FDA Should Approve Less Harmful Alternatives to Cigarettes
Alex Brill | The Daily Caller
Cigarettes are known killers, with nearly one in five deaths each year in the United States attributable to smoking. But there is a chance that U.S. smokers may soon be able to choose a less harmful alternative.
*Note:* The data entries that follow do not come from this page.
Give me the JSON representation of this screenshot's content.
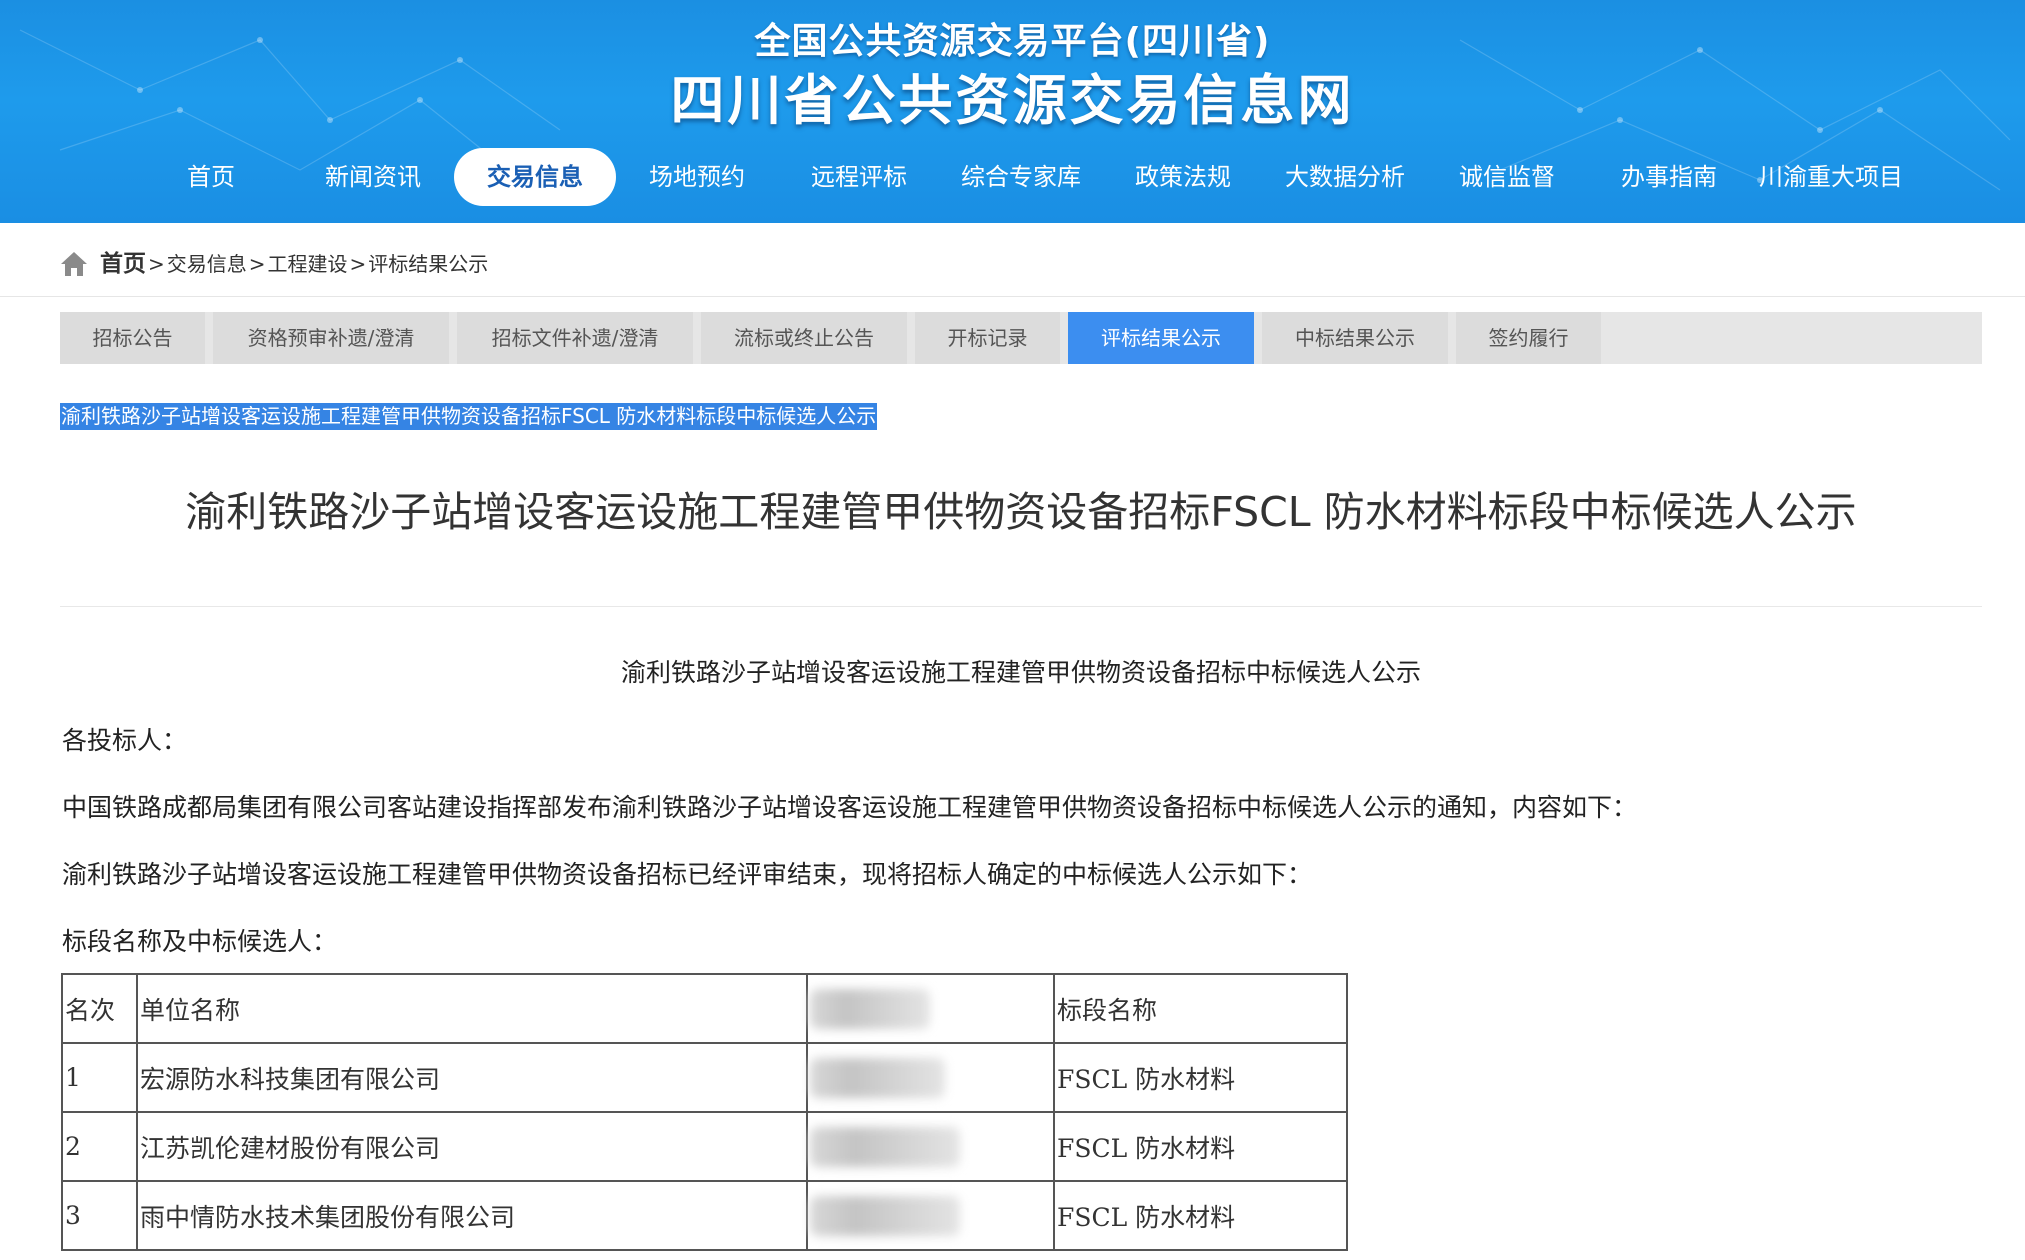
{
  "header": {
    "subtitle": "全国公共资源交易平台(四川省)",
    "title": "四川省公共资源交易信息网"
  },
  "nav": {
    "items": [
      {
        "label": "首页"
      },
      {
        "label": "新闻资讯"
      },
      {
        "label": "交易信息",
        "active": true
      },
      {
        "label": "场地预约"
      },
      {
        "label": "远程评标"
      },
      {
        "label": "综合专家库"
      },
      {
        "label": "政策法规"
      },
      {
        "label": "大数据分析"
      },
      {
        "label": "诚信监督"
      },
      {
        "label": "办事指南"
      },
      {
        "label": "川渝重大项目"
      }
    ]
  },
  "breadcrumb": {
    "home": "首页",
    "items": [
      "交易信息",
      "工程建设",
      "评标结果公示"
    ],
    "separator": ">"
  },
  "subtabs": {
    "items": [
      {
        "label": "招标公告"
      },
      {
        "label": "资格预审补遗/澄清"
      },
      {
        "label": "招标文件补遗/澄清"
      },
      {
        "label": "流标或终止公告"
      },
      {
        "label": "开标记录"
      },
      {
        "label": "评标结果公示",
        "active": true
      },
      {
        "label": "中标结果公示"
      },
      {
        "label": "签约履行"
      }
    ]
  },
  "article": {
    "selected_text": "渝利铁路沙子站增设客运设施工程建管甲供物资设备招标FSCL 防水材料标段中标候选人公示",
    "title": "渝利铁路沙子站增设客运设施工程建管甲供物资设备招标FSCL 防水材料标段中标候选人公示",
    "doc_heading": "渝利铁路沙子站增设客运设施工程建管甲供物资设备招标中标候选人公示",
    "paragraphs": [
      "各投标人：",
      "中国铁路成都局集团有限公司客站建设指挥部发布渝利铁路沙子站增设客运设施工程建管甲供物资设备招标中标候选人公示的通知，内容如下：",
      "渝利铁路沙子站增设客运设施工程建管甲供物资设备招标已经评审结束，现将招标人确定的中标候选人公示如下：",
      "标段名称及中标候选人："
    ]
  },
  "table": {
    "headers": [
      "名次",
      "单位名称",
      "",
      "标段名称"
    ],
    "rows": [
      {
        "rank": "1",
        "company": "宏源防水科技集团有限公司",
        "section": "FSCL  防水材料"
      },
      {
        "rank": "2",
        "company": "江苏凯伦建材股份有限公司",
        "section": "FSCL  防水材料"
      },
      {
        "rank": "3",
        "company": "雨中情防水技术集团股份有限公司",
        "section": "FSCL  防水材料"
      }
    ]
  },
  "colors": {
    "header_blue": "#1e9bec",
    "active_tab_blue": "#3c8ef0",
    "selection_blue": "#3584e4",
    "nav_active_text": "#1a5fb4"
  },
  "icons": {
    "breadcrumb_home": "home-icon"
  }
}
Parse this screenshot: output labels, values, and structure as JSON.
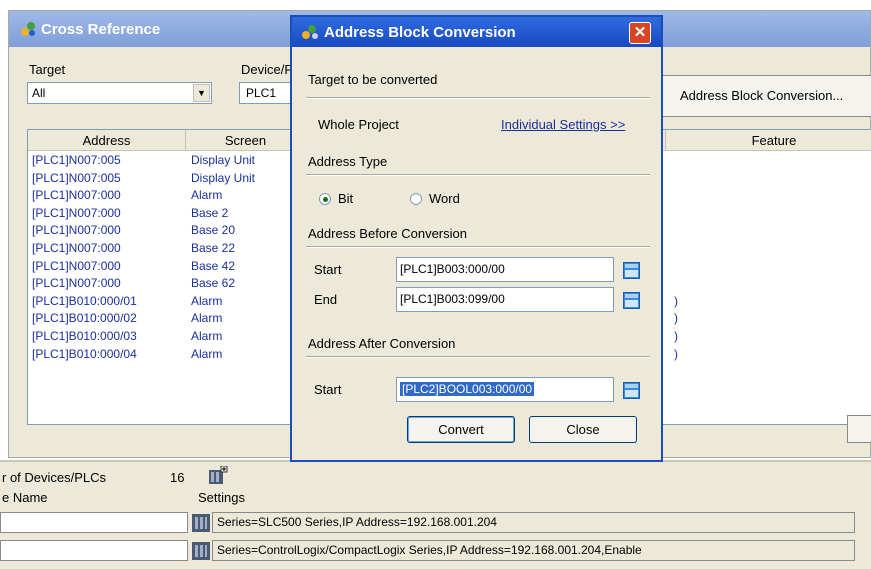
{
  "xref": {
    "title": "Cross Reference",
    "target_label": "Target",
    "target_value": "All",
    "device_label": "Device/F",
    "device_value": "PLC1",
    "abc_button": "Address Block Conversion...",
    "columns": {
      "address": "Address",
      "screen": "Screen",
      "feature": "Feature"
    },
    "rows": [
      {
        "address": "[PLC1]N007:005",
        "screen": "Display Unit"
      },
      {
        "address": "[PLC1]N007:005",
        "screen": "Display Unit"
      },
      {
        "address": "[PLC1]N007:000",
        "screen": "Alarm"
      },
      {
        "address": "[PLC1]N007:000",
        "screen": "Base 2"
      },
      {
        "address": "[PLC1]N007:000",
        "screen": "Base 20"
      },
      {
        "address": "[PLC1]N007:000",
        "screen": "Base 22"
      },
      {
        "address": "[PLC1]N007:000",
        "screen": "Base 42"
      },
      {
        "address": "[PLC1]N007:000",
        "screen": "Base 62"
      },
      {
        "address": "[PLC1]B010:000/01",
        "screen": "Alarm"
      },
      {
        "address": "[PLC1]B010:000/02",
        "screen": "Alarm"
      },
      {
        "address": "[PLC1]B010:000/03",
        "screen": "Alarm"
      },
      {
        "address": "[PLC1]B010:000/04",
        "screen": "Alarm"
      }
    ],
    "feature_fragment": ")"
  },
  "bottom": {
    "devices_label": "r of Devices/PLCs",
    "devices_count": "16",
    "name_label": "e Name",
    "settings_label": "Settings",
    "rows": [
      "Series=SLC500 Series,IP Address=192.168.001.204",
      "Series=ControlLogix/CompactLogix Series,IP Address=192.168.001.204,Enable"
    ]
  },
  "dialog": {
    "title": "Address Block Conversion",
    "close_glyph": "✕",
    "target_section": "Target to be converted",
    "whole_project": "Whole Project",
    "individual_settings": "Individual Settings >>",
    "address_type_section": "Address Type",
    "bit_label": "Bit",
    "word_label": "Word",
    "selected_type": "Bit",
    "before_section": "Address Before Conversion",
    "start_label": "Start",
    "end_label": "End",
    "before_start": "[PLC1]B003:000/00",
    "before_end": "[PLC1]B003:099/00",
    "after_section": "Address After Conversion",
    "after_start_label": "Start",
    "after_start": "[PLC2]BOOL003:000/00",
    "convert_button": "Convert",
    "close_button": "Close"
  },
  "colors": {
    "dialog_title_bar": "#1849c2",
    "link": "#1a2f9c",
    "selection": "#316ac5",
    "window_face": "#ece9d8"
  }
}
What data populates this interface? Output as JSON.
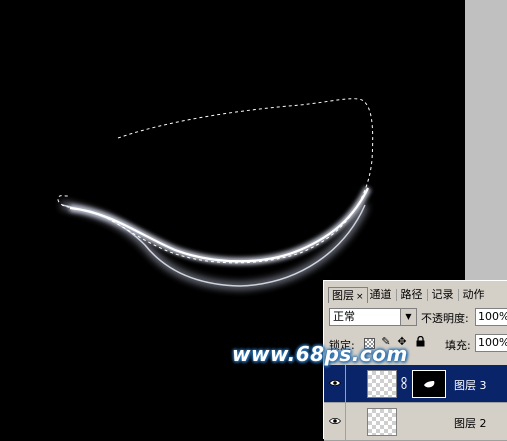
{
  "panel": {
    "tabs": [
      {
        "label": "图层",
        "active": true,
        "close": "×"
      },
      {
        "label": "通道",
        "active": false
      },
      {
        "label": "路径",
        "active": false
      },
      {
        "label": "记录",
        "active": false
      },
      {
        "label": "动作",
        "active": false
      }
    ],
    "blend_mode": "正常",
    "opacity_label": "不透明度:",
    "opacity_value": "100%",
    "lock_label": "锁定:",
    "fill_label": "填充:",
    "fill_value": "100%",
    "layers": [
      {
        "name": "图层 3",
        "selected": true,
        "visible": true,
        "has_mask": true
      },
      {
        "name": "图层 2",
        "selected": false,
        "visible": true,
        "has_mask": false
      }
    ]
  },
  "watermark": "www.68ps.com",
  "colors": {
    "canvas": "#000000",
    "selection_accent": "#0a246a",
    "panel_bg": "#d4d0c8",
    "watermark_glow": "#2a6fb0"
  }
}
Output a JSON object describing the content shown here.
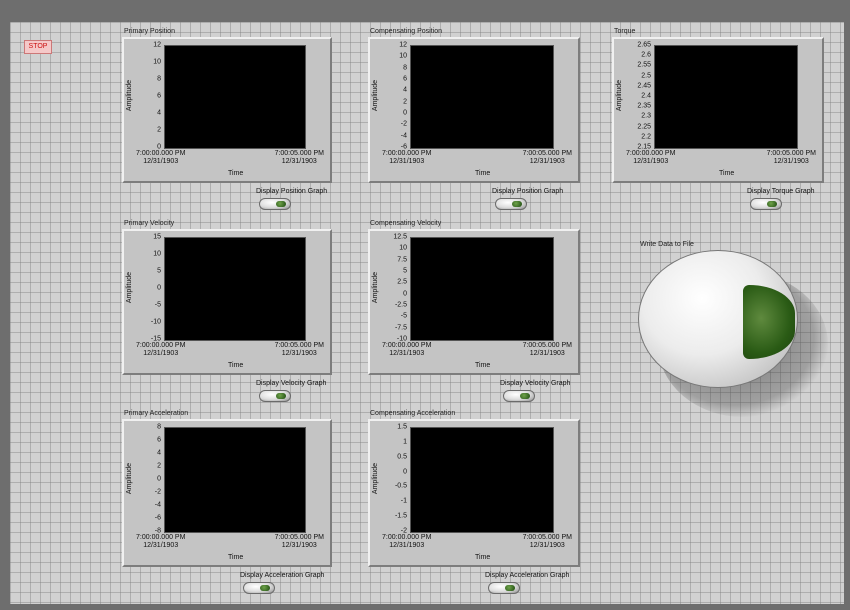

Later this week, the Food and Drug Administration’s Tobacco Products Scientific Advisory Committee (TPSAC) will review an application for a new tobacco product that holds great promise for reducing the number of lives lost to cigarette smoking. The new product, IQOS, from Philip Morris International, heats tobacco up to 662 degrees Fahrenheit instead of burning it at 1300 degrees, as traditional cigarettes do. This type of technology, known appropriately as “heat-not-burn” (HNB), has been shown to produce lower levels of carcinogens than cigarettes but comparable levels of nicotine. In other words, HNB products represent an opportunity to reduce harm and fit squarely into the FDA’s new comprehensive approach to tobacco regulation. As FDA Commissioner Scott Gottlieb noted when he unveiled his agency’s new agenda, we need “a world where less harmful alternative forms, efficiently delivering satisfying levels of nicotine, are available for those adults who need or want them.”